IN The Making, a group show by BA contemporary craft students, opens in The Gallery at York College on February 3.

The exhibition showcases the talents of third-year students as they undertake their final year and is of special importance as 2017 marks the 175th anniversary of the York School of Design, one of the first design schools to be set up outside London. York College continues its rich creative heritage in the city.

The eight artists on show, Lydia Munro, Jake Augur, Layla Khoo, Daniel Nyman, Olivia Lawrenson, Dawn Ridsdel, Alex Palmer and Sharon Wilkinson, address contemporary relationships with craft and how craft is perceived today. The decorative, the functional and the thought-provoking are all present; from handmade silver jewellery, ceramic jars and contemporary 3D printed works, through to sculptural works addressing themes of loss and environmental damage.
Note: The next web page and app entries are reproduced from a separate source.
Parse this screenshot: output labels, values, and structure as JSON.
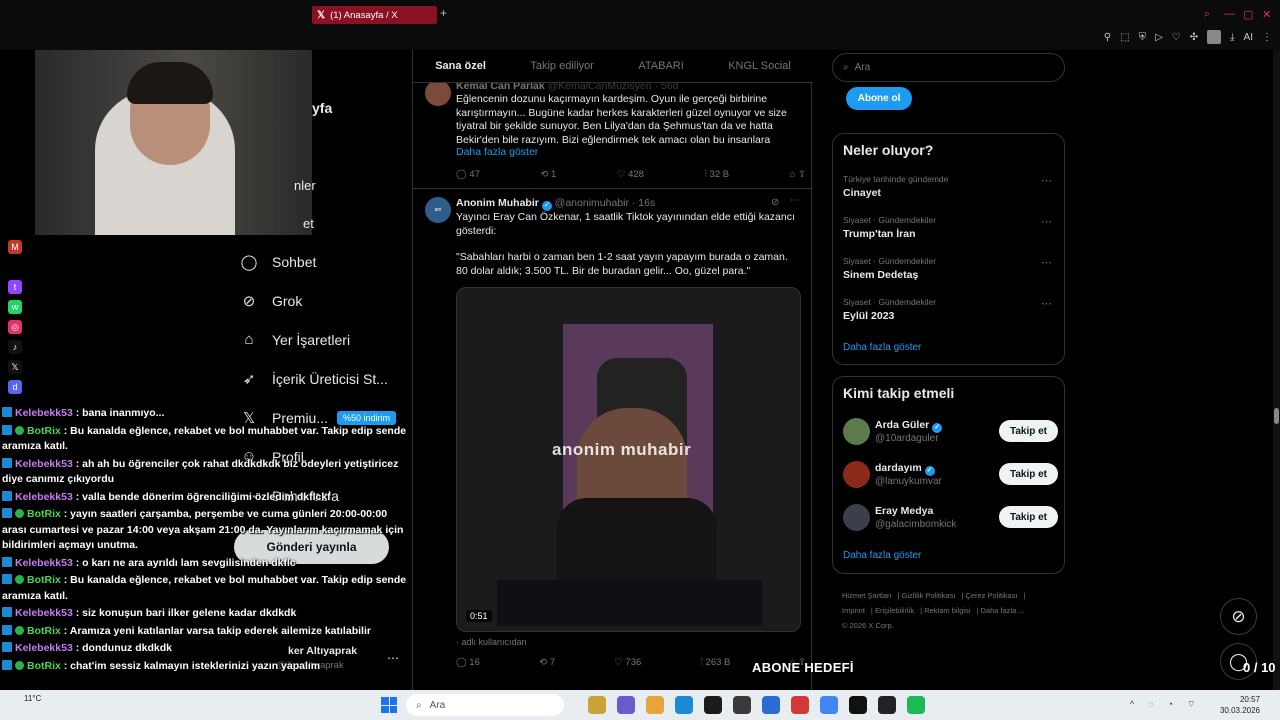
{
  "browser": {
    "tab_title": "(1) Anasayfa / X",
    "new_tab": "+"
  },
  "sidebar": {
    "partial_title": "yfa",
    "partial_item1": "nler",
    "partial_item2": "et",
    "items": [
      {
        "label": "Sohbet",
        "icon": "chat-icon"
      },
      {
        "label": "Grok",
        "icon": "grok-icon"
      },
      {
        "label": "Yer İşaretleri",
        "icon": "bookmark-icon"
      },
      {
        "label": "İçerik Üreticisi St...",
        "icon": "rocket-icon"
      },
      {
        "label": "Premiu...",
        "icon": "x-icon"
      },
      {
        "label": "Profil",
        "icon": "profile-icon"
      },
      {
        "label": "Daha fazla",
        "icon": "more-icon"
      }
    ],
    "premium_badge": "%50 indirim",
    "post_button": "Gönderi yayınla",
    "account_name": "ker Altıyaprak",
    "account_handle": "@ilkeraltiyaprak"
  },
  "chat": [
    {
      "user": "Kelebekk53",
      "text": " : bana inanmıyo...",
      "type": "kele"
    },
    {
      "user": "BotRix",
      "text": " : Bu kanalda eğlence, rekabet ve bol muhabbet var. Takip edip sende aramıza katıl.",
      "type": "bot"
    },
    {
      "user": "Kelebekk53",
      "text": " : ah ah bu öğrenciler çok rahat dkdkdkdk biz ödeyleri yetiştiricez diye canımız çıkıyordu",
      "type": "kele"
    },
    {
      "user": "Kelebekk53",
      "text": " : valla bende dönerim öğrenciliğimi özledim dkflckf",
      "type": "kele"
    },
    {
      "user": "BotRix",
      "text": " : yayın saatleri çarşamba, perşembe ve cuma günleri 20:00-00:00 arası cumartesi ve pazar 14:00 veya akşam 21:00 da. Yayınlarım kaçırmamak için bildirimleri açmayı unutma.",
      "type": "bot"
    },
    {
      "user": "Kelebekk53",
      "text": " : o karı ne ara ayrıldı lam sevgilisinden dkflc",
      "type": "kele"
    },
    {
      "user": "BotRix",
      "text": " : Bu kanalda eğlence, rekabet ve bol muhabbet var. Takip edip sende aramıza katıl.",
      "type": "bot"
    },
    {
      "user": "Kelebekk53",
      "text": " : siz konuşun bari ilker gelene kadar dkdkdk",
      "type": "kele"
    },
    {
      "user": "BotRix",
      "text": " : Aramıza yeni katılanlar varsa takip ederek ailemize katılabilir",
      "type": "bot"
    },
    {
      "user": "Kelebekk53",
      "text": " : dondunuz dkdkdk",
      "type": "kele"
    },
    {
      "user": "BotRix",
      "text": " : chat'im sessiz kalmayın isteklerinizi yazın yapalım",
      "type": "bot"
    }
  ],
  "timeline": {
    "tabs": [
      "Sana özel",
      "Takip ediliyor",
      "ATABARI",
      "KNGL Social"
    ],
    "tweet1": {
      "author": "Kemal Can Parlak",
      "handle": "@KemalCanMuzisyen · 56d",
      "text": "Eğlencenin dozunu kaçırmayın kardeşim. Oyun ile gerçeği birbirine karıştırmayın... Bugüne kadar herkes karakterleri güzel oynuyor ve size tiyatral bir şekilde sunuyor. Ben Lilya'dan da Şehmus'tan da ve hatta Bekir'den bile razıyım. Bizi eğlendirmek tek amacı olan bu insanlara",
      "show_more": "Daha fazla göster",
      "replies": "47",
      "reposts": "1",
      "likes": "428",
      "views": "32 B"
    },
    "tweet2": {
      "author": "Anonim Muhabir",
      "handle": "@anonimuhabir · 16s",
      "text": "Yayıncı Eray Can Özkenar, 1 saatlik Tiktok yayınından elde ettiği kazancı gösterdi:",
      "quote": "\"Sabahları harbi o zaman ben 1-2 saat yayın yapayım burada o zaman. 80 dolar aldık; 3.500 TL. Bir de buradan gelir... Oo, güzel para.\"",
      "video_watermark": "anonim muhabir",
      "video_duration": "0:51",
      "source": "· adlı kullanıcıdan",
      "replies": "16",
      "reposts": "7",
      "likes": "736",
      "views": "263 B"
    }
  },
  "right": {
    "search_placeholder": "Ara",
    "subscribe": "Abone ol",
    "trends_title": "Neler oluyor?",
    "trends": [
      {
        "meta": "Türkiye tarihinde gündemde",
        "name": "Cinayet"
      },
      {
        "meta": "Siyaset · Gündemdekiler",
        "name": "Trump'tan İran"
      },
      {
        "meta": "Siyaset · Gündemdekiler",
        "name": "Sinem Dedetaş"
      },
      {
        "meta": "Siyaset · Gündemdekiler",
        "name": "Eylül 2023"
      }
    ],
    "show_more": "Daha fazla göster",
    "who_title": "Kimi takip etmeli",
    "who": [
      {
        "name": "Arda Güler",
        "handle": "@10ardaguler",
        "btn": "Takip et"
      },
      {
        "name": "dardayım",
        "handle": "@lanuykumvar",
        "btn": "Takip et"
      },
      {
        "name": "Eray Medya",
        "handle": "@galacimbomkick",
        "btn": "Takip et"
      }
    ],
    "who_more": "Daha fazla göster",
    "footer": [
      "Hizmet Şartları",
      "Gizlilik Politikası",
      "Çerez Politikası",
      "Imprint",
      "Erişilebilirlik",
      "Reklam bilgisi",
      "Daha fazla ...",
      "© 2026 X Corp."
    ]
  },
  "overlay": {
    "abone_label": "ABONE HEDEFİ",
    "abone_count": "0 / 10"
  },
  "taskbar": {
    "search": "Ara",
    "time": "20:57",
    "date": "30.03.2026",
    "weather": "11°C"
  }
}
Art and design technician Dawn Ridsdel says: "In a world which is becoming increasingly homogenised and automated, the simple act of making becomes both a refuge and a necessary means of expression of the original and the unique.

York Press:

Sculpture by Daniel Nyman

"The exhibition title, In The Making, reflects how we, as learners, are being formed into the artists of tomorrow, and how the things we make shape us and the world around us as much as we shape them."

Contemporary design artist Lydia Munro produces her handmade jewellery by experimenting with materials and techniques, attempting to push them to their limits. "My work is a story of exploration into identity, developed from research into narcissism," she says. "I'm fascinated with how people perceive themselves and others. This is shown through adaptations of the narcissus flower, probing the audience to admire and question how my work is formed."

Jake Augur uses both new and old technology to produce vessels made from 3D printing material, cast concrete and clay. Utilising computer-aided design to design and refine his work, he has developed 3D printed moulds and other tools to create vessels from different materials and to explore different shapes that would be difficult or impossible to make using traditional methods.

York Press:

3D printing by Jake Augur

Layla Khoo is drawn to ceramic art for the tactility and versatility that clay presents. She works primarily in mould-making and slip-casting, exploring how individuality can be brought to life by making in multiples. "I create installation pieces as an observation and response to emotional, societal and political issues, often drawn from personal experiences," she says.

Sculptor Daniel Nyman deals with what is material and tangible. "My ultimate goal is to give life to my creations: a semblance of life to something that is not alive," he says.

Jeweller Olivia Lawrenson applies innovative techniques and processes to her work, using geometric shapes to create contemporary jewellery. She has an interest in tessellation and simple geometric forms and combines 3D printing with traditional casting methods to produce pieces with complex arrangements of shapes. Introducing colour into her designs is her latest progression.

York Press:

Ceramics by Layla Khoo

Dawn Ridsdel loves hand-building with clay and her work reflects her interest in the use of colour and the way it can affect us and how we perceive it. "Different people can see different shades and intensities of colour and colours can appear to change depending on those around them," she says. "Sometimes colour can be so vivid that it can even appear to move."

Inspired by the work of Sonia Delaunay, Dawn explores these anomalies with a playful application of surface decoration using underglazes and slips.

Mixed-media artist Alex Palmer focuses on metal work that reveals the influence of steampunk on his pieces. "I'm interested in exploring the clashes and contrasts between the old and the new, and investigating the ageing process of materials through experiments with surface texture," he says.

Sharon Wilkinson's artistic creativity mirrors her own life journey, responding to the natural environment and the impact of man on it. "My work is inspired by the cliffs and bays of North Yorkshire’s Jurassic coastline, where many secrets of the landscape’s history are laid bare; ancient forms and textures, the remains of life through millions of years exposed in rocks hidden beneath the Earth’s surface," she says.

"Replicating the dynamic forces of nature using porcelain and paper clay, I seek to re-create the thrill of discovery of hidden forms and textures revealed by the fossilised remains of ancient life."

In The Making runs in The Gallery, York College, Sim Balk Lane, Bishopthorpe, York, from February 3 to 9, 9am to 5pm, with a preview evening on February 3 from 6pm to 8pm. For more information on the BA contemporary craft course, visit